In the data, find the word "labels" and copy out every line that has it.

┌─ DATA PROVIDED

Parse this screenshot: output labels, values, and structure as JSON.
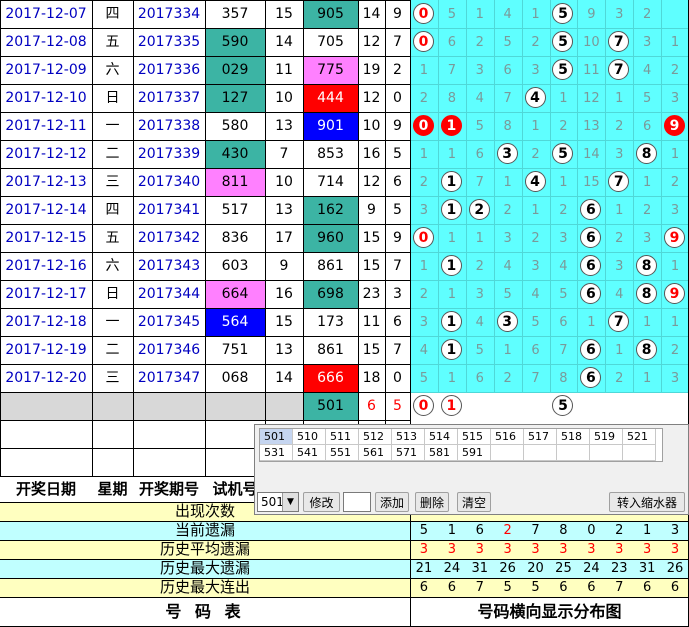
{
  "rows": [
    {
      "date": "2017-12-07",
      "weekday": "四",
      "issue": "2017334",
      "trial": "357",
      "trial_span": "15",
      "prize": "905",
      "prize_sum": "14",
      "prize_span": "9"
    },
    {
      "date": "2017-12-08",
      "weekday": "五",
      "issue": "2017335",
      "trial": "590",
      "trial_span": "14",
      "prize": "705",
      "prize_sum": "12",
      "prize_span": "7"
    },
    {
      "date": "2017-12-09",
      "weekday": "六",
      "issue": "2017336",
      "trial": "029",
      "trial_span": "11",
      "prize": "775",
      "prize_sum": "19",
      "prize_span": "2"
    },
    {
      "date": "2017-12-10",
      "weekday": "日",
      "issue": "2017337",
      "trial": "127",
      "trial_span": "10",
      "prize": "444",
      "prize_sum": "12",
      "prize_span": "0"
    },
    {
      "date": "2017-12-11",
      "weekday": "一",
      "issue": "2017338",
      "trial": "580",
      "trial_span": "13",
      "prize": "901",
      "prize_sum": "10",
      "prize_span": "9"
    },
    {
      "date": "2017-12-12",
      "weekday": "二",
      "issue": "2017339",
      "trial": "430",
      "trial_span": "7",
      "prize": "853",
      "prize_sum": "16",
      "prize_span": "5"
    },
    {
      "date": "2017-12-13",
      "weekday": "三",
      "issue": "2017340",
      "trial": "811",
      "trial_span": "10",
      "prize": "714",
      "prize_sum": "12",
      "prize_span": "6"
    },
    {
      "date": "2017-12-14",
      "weekday": "四",
      "issue": "2017341",
      "trial": "517",
      "trial_span": "13",
      "prize": "162",
      "prize_sum": "9",
      "prize_span": "5"
    },
    {
      "date": "2017-12-15",
      "weekday": "五",
      "issue": "2017342",
      "trial": "836",
      "trial_span": "17",
      "prize": "960",
      "prize_sum": "15",
      "prize_span": "9"
    },
    {
      "date": "2017-12-16",
      "weekday": "六",
      "issue": "2017343",
      "trial": "603",
      "trial_span": "9",
      "prize": "861",
      "prize_sum": "15",
      "prize_span": "7"
    },
    {
      "date": "2017-12-17",
      "weekday": "日",
      "issue": "2017344",
      "trial": "664",
      "trial_span": "16",
      "prize": "698",
      "prize_sum": "23",
      "prize_span": "3"
    },
    {
      "date": "2017-12-18",
      "weekday": "一",
      "issue": "2017345",
      "trial": "564",
      "trial_span": "15",
      "prize": "173",
      "prize_sum": "11",
      "prize_span": "6"
    },
    {
      "date": "2017-12-19",
      "weekday": "二",
      "issue": "2017346",
      "trial": "751",
      "trial_span": "13",
      "prize": "861",
      "prize_sum": "15",
      "prize_span": "7"
    },
    {
      "date": "2017-12-20",
      "weekday": "三",
      "issue": "2017347",
      "trial": "068",
      "trial_span": "14",
      "prize": "666",
      "prize_sum": "18",
      "prize_span": "0"
    }
  ],
  "dist_rows": [
    {
      "balls": [
        0,
        5
      ],
      "miss": {
        "1": "5",
        "2": "1",
        "3": "4",
        "4": "1",
        "6": "9",
        "7": "3",
        "8": "2"
      }
    },
    {
      "balls": [
        0,
        5,
        7
      ],
      "miss": {
        "1": "6",
        "2": "2",
        "3": "5",
        "4": "2",
        "6": "10",
        "8": "3",
        "9": "1"
      }
    },
    {
      "balls": [
        5,
        7
      ],
      "miss": {
        "0": "1",
        "1": "7",
        "2": "3",
        "3": "6",
        "4": "3",
        "6": "11",
        "8": "4",
        "9": "2"
      }
    },
    {
      "balls": [
        4
      ],
      "miss": {
        "0": "2",
        "1": "8",
        "2": "4",
        "3": "7",
        "5": "1",
        "6": "12",
        "7": "1",
        "8": "5",
        "9": "3"
      }
    },
    {
      "balls": [
        0,
        1,
        9
      ],
      "red": [
        0,
        1,
        9
      ],
      "miss": {
        "2": "5",
        "3": "8",
        "4": "1",
        "5": "2",
        "6": "13",
        "7": "2",
        "8": "6"
      }
    },
    {
      "balls": [
        3,
        5,
        8
      ],
      "miss": {
        "0": "1",
        "1": "1",
        "2": "6",
        "4": "2",
        "6": "14",
        "7": "3",
        "9": "1"
      }
    },
    {
      "balls": [
        1,
        4,
        7
      ],
      "miss": {
        "0": "2",
        "2": "7",
        "3": "1",
        "5": "1",
        "6": "15",
        "8": "1",
        "9": "2"
      }
    },
    {
      "balls": [
        1,
        2,
        6
      ],
      "miss": {
        "0": "3",
        "3": "2",
        "4": "1",
        "5": "2",
        "7": "1",
        "8": "2",
        "9": "3"
      }
    },
    {
      "balls": [
        0,
        6,
        9
      ],
      "miss": {
        "1": "1",
        "2": "1",
        "3": "3",
        "4": "2",
        "5": "3",
        "7": "2",
        "8": "3"
      }
    },
    {
      "balls": [
        1,
        6,
        8
      ],
      "miss": {
        "0": "1",
        "2": "2",
        "3": "4",
        "4": "3",
        "5": "4",
        "7": "3",
        "9": "1"
      }
    },
    {
      "balls": [
        6,
        8,
        9
      ],
      "miss": {
        "0": "2",
        "1": "1",
        "2": "3",
        "3": "5",
        "4": "4",
        "5": "5",
        "7": "4"
      }
    },
    {
      "balls": [
        1,
        3,
        7
      ],
      "miss": {
        "0": "3",
        "2": "4",
        "4": "5",
        "5": "6",
        "6": "1",
        "8": "1",
        "9": "1"
      }
    },
    {
      "balls": [
        1,
        6,
        8
      ],
      "miss": {
        "0": "4",
        "2": "5",
        "3": "1",
        "4": "6",
        "5": "7",
        "7": "1",
        "9": "2"
      }
    },
    {
      "balls": [
        6
      ],
      "miss": {
        "0": "5",
        "1": "1",
        "2": "6",
        "3": "2",
        "4": "7",
        "5": "8",
        "7": "2",
        "8": "1",
        "9": "3"
      }
    }
  ],
  "summary_row": {
    "prize": "501",
    "prize_sum": "6",
    "prize_span": "5",
    "balls": [
      0,
      1,
      5
    ]
  },
  "headers": {
    "date": "开奖日期",
    "weekday": "星期",
    "issue": "开奖期号",
    "trial": "试机号"
  },
  "stats": {
    "labels": [
      "出现次数",
      "当前遗漏",
      "历史平均遗漏",
      "历史最大遗漏",
      "历史最大连出"
    ],
    "current_miss": [
      "5",
      "1",
      "6",
      "2",
      "7",
      "8",
      "0",
      "2",
      "1",
      "3"
    ],
    "avg_miss": [
      "3",
      "3",
      "3",
      "3",
      "3",
      "3",
      "3",
      "3",
      "3",
      "3"
    ],
    "max_miss": [
      "21",
      "24",
      "31",
      "26",
      "20",
      "25",
      "24",
      "23",
      "31",
      "26"
    ],
    "max_streak": [
      "6",
      "6",
      "7",
      "5",
      "5",
      "6",
      "6",
      "7",
      "6",
      "6"
    ]
  },
  "footer": {
    "left": "号 码 表",
    "right": "号码横向显示分布图"
  },
  "popup": {
    "grid": [
      [
        "501",
        "510",
        "511",
        "512",
        "513",
        "514",
        "515",
        "516",
        "517",
        "518",
        "519",
        "521"
      ],
      [
        "531",
        "541",
        "551",
        "561",
        "571",
        "581",
        "591",
        "",
        "",
        "",
        "",
        ""
      ]
    ],
    "selected_value": "501",
    "edit_label": "修改",
    "add_label": "添加",
    "delete_label": "删除",
    "clear_label": "清空",
    "transfer_label": "转入缩水器"
  },
  "colors": {
    "teal": "#3cb4a4",
    "pink": "#ff80ff",
    "red": "#ff0000",
    "blue": "#0000ff",
    "grid_bg": "#5fffff",
    "date_color": "#0000c0"
  }
}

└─

OUTPUT OF THE TASK >>
Parse this screenshot: output labels, values, and structure as JSON.
    "labels": [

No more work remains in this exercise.